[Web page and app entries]
*** Begin section ***

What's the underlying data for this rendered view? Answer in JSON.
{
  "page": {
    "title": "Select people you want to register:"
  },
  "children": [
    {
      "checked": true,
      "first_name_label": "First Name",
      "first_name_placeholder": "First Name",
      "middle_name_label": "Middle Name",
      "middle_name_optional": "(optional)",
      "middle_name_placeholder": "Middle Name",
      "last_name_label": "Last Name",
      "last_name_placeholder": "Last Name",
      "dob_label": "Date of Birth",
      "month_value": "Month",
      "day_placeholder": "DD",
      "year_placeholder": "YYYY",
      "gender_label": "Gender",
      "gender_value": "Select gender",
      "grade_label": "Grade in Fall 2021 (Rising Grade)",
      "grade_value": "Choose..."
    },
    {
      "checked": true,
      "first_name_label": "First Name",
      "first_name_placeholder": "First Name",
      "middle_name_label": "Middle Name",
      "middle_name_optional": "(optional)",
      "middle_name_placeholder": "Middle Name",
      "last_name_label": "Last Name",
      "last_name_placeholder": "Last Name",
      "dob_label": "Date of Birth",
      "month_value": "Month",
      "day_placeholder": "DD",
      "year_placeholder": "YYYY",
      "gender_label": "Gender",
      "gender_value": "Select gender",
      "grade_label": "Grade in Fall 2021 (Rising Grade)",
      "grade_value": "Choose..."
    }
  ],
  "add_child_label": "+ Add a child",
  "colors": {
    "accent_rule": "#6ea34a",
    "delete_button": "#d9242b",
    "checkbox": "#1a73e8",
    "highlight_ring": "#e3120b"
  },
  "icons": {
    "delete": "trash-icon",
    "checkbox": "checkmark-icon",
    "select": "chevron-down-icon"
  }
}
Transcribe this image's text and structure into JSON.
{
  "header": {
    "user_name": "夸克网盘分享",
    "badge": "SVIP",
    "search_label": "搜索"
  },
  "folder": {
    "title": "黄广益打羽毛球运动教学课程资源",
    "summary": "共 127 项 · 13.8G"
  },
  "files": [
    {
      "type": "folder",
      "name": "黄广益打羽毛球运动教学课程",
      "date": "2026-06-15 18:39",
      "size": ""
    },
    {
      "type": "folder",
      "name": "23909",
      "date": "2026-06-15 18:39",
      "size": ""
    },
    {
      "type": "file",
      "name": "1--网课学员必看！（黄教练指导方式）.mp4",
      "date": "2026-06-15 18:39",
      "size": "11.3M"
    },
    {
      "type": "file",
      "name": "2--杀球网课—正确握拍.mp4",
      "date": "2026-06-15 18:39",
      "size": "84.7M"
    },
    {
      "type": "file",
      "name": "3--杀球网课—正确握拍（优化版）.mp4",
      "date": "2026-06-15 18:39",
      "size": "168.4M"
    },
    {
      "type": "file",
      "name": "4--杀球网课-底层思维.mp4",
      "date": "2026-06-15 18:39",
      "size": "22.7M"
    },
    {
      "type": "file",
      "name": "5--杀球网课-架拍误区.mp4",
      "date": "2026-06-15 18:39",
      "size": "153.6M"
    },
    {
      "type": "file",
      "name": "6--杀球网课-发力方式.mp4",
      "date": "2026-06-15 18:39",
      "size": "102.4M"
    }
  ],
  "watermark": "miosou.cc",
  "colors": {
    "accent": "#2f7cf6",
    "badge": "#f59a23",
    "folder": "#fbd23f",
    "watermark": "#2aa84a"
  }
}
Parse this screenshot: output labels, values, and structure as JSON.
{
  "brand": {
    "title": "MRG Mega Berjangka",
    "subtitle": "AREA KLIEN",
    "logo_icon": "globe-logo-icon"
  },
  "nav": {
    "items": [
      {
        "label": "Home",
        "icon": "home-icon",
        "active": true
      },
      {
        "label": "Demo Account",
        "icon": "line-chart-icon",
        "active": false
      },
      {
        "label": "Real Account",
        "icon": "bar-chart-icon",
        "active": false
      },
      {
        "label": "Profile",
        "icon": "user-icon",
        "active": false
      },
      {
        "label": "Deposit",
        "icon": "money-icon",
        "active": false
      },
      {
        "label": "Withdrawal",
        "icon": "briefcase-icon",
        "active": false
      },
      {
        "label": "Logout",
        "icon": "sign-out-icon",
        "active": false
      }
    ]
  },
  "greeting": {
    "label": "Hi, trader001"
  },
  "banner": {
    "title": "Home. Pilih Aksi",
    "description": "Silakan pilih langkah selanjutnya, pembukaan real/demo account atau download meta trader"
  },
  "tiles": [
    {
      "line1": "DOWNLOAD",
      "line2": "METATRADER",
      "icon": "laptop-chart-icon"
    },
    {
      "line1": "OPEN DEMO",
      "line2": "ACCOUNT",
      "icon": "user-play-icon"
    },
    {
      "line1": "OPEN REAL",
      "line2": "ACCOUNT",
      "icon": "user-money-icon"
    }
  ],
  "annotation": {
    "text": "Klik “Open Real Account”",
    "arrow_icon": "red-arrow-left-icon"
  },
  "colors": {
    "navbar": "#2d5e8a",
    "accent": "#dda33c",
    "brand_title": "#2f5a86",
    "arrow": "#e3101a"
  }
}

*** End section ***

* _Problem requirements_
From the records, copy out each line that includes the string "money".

* _Exercise response_
        "icon": "money-icon",
      "icon": "user-money-icon"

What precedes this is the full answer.